From the material beneath, pull every line with the word "time".

─── EXERCISE MATERIALS

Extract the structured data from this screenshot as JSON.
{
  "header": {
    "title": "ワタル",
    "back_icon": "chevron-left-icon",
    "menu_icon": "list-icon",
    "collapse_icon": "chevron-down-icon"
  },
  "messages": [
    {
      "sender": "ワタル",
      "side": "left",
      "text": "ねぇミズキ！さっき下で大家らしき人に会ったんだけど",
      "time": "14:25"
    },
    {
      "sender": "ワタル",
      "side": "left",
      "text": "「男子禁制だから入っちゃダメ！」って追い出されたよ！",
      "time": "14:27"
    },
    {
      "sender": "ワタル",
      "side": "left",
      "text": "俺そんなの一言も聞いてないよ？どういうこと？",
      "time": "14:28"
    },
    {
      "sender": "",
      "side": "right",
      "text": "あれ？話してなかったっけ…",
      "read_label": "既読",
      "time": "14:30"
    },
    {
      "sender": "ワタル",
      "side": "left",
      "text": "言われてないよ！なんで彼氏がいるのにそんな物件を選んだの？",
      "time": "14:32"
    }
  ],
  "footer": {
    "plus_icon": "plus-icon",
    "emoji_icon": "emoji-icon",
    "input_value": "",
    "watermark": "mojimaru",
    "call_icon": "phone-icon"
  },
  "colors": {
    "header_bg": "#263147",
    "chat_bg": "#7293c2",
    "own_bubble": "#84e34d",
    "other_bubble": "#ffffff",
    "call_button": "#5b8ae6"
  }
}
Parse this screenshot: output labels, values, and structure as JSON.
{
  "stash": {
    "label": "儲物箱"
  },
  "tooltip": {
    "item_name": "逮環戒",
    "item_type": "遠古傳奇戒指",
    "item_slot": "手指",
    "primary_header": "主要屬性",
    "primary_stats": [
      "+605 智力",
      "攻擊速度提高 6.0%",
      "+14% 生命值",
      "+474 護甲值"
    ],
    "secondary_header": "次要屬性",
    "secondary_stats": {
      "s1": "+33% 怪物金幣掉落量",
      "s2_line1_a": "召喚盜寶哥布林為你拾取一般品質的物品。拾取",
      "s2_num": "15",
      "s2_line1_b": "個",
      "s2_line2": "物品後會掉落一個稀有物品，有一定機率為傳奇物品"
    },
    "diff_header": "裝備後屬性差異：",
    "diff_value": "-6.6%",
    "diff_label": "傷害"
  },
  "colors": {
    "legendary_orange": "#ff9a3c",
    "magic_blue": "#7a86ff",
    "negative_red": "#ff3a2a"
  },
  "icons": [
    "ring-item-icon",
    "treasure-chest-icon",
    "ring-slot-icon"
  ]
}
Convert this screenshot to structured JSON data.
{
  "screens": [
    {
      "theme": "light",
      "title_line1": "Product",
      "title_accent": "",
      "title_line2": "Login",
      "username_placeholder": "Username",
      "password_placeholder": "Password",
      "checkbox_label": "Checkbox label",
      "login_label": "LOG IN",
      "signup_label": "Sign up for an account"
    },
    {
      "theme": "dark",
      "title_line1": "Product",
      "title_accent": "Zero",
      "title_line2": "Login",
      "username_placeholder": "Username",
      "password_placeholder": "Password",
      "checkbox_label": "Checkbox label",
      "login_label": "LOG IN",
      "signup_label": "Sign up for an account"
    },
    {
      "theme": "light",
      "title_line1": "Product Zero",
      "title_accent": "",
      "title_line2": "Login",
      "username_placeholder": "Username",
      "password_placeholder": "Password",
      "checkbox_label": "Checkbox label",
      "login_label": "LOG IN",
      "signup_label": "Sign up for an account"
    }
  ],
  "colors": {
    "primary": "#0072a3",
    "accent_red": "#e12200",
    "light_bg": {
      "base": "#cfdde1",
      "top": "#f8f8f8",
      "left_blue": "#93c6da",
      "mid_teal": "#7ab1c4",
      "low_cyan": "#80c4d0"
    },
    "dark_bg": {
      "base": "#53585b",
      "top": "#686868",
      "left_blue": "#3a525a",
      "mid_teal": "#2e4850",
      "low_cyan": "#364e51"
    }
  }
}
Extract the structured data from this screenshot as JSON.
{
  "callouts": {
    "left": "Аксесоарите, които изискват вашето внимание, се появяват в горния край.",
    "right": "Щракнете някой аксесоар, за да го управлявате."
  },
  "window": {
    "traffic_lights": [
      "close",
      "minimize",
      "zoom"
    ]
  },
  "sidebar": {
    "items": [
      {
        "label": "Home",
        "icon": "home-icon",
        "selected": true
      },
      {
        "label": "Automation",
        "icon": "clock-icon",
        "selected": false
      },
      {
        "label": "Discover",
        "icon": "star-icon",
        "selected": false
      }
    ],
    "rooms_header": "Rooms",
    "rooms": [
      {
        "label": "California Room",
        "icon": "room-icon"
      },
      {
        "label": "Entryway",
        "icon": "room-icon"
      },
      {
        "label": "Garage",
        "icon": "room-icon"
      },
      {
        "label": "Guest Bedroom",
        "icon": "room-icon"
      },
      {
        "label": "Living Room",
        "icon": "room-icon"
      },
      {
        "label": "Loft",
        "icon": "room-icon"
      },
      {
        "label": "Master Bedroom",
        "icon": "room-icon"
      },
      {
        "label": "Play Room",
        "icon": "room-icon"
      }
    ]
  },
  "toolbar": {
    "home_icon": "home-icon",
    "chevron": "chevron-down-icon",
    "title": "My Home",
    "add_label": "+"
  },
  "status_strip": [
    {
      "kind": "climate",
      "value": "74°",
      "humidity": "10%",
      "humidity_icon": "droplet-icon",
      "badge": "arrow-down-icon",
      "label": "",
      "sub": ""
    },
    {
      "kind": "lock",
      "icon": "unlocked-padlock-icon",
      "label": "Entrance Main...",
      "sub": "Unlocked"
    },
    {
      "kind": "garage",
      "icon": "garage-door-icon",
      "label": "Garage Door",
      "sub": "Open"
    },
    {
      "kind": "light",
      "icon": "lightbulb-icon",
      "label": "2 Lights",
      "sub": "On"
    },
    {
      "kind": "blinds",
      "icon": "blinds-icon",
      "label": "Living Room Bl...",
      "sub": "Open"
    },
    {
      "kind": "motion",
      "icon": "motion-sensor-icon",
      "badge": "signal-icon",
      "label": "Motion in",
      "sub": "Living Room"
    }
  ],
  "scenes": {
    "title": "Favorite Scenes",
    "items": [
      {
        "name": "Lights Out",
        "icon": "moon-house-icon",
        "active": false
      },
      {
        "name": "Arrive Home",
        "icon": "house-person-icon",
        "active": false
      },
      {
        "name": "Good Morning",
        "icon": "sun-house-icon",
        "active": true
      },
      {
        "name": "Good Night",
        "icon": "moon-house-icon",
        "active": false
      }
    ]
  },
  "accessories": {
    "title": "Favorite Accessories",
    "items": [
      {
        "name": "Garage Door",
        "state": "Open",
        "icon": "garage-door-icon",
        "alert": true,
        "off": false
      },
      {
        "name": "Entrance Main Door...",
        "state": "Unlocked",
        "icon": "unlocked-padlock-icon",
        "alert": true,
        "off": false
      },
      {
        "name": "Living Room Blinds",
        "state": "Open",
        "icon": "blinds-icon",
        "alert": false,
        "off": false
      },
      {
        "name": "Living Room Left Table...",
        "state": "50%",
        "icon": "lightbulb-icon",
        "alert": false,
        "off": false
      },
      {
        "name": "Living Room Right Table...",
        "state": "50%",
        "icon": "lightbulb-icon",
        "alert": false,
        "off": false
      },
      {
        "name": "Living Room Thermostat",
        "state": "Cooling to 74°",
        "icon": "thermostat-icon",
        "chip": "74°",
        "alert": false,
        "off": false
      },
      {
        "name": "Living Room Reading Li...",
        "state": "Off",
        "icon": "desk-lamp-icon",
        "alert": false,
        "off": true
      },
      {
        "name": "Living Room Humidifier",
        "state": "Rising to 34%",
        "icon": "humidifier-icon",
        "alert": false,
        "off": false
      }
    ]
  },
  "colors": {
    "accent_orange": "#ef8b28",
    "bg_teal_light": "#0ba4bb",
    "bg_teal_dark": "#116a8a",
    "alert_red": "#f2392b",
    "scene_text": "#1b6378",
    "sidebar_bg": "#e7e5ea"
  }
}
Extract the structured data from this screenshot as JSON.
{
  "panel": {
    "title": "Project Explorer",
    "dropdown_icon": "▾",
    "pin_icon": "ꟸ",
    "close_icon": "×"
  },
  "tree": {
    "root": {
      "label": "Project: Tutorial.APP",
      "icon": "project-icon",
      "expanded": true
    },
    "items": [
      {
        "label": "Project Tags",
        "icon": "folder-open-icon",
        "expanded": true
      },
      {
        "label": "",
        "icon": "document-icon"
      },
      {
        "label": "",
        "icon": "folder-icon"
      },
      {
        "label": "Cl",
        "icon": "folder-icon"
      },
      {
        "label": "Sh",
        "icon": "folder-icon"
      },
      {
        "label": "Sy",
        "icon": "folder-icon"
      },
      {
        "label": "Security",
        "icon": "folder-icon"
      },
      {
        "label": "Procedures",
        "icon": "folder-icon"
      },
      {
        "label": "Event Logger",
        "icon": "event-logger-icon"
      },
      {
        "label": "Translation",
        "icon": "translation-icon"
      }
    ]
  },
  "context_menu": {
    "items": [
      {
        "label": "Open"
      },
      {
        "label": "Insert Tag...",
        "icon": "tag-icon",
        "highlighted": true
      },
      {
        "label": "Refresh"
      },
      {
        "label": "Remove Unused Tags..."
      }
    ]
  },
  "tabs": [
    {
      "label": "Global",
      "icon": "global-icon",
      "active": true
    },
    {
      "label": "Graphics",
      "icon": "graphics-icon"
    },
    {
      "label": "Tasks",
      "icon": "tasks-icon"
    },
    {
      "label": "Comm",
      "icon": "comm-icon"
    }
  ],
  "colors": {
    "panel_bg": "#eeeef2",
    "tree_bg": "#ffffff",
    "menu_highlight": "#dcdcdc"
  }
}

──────

WRITTEN RESPONSE
      "time": "14:25"
      "time": "14:27"
      "time": "14:28"
      "time": "14:30"
      "time": "14:32"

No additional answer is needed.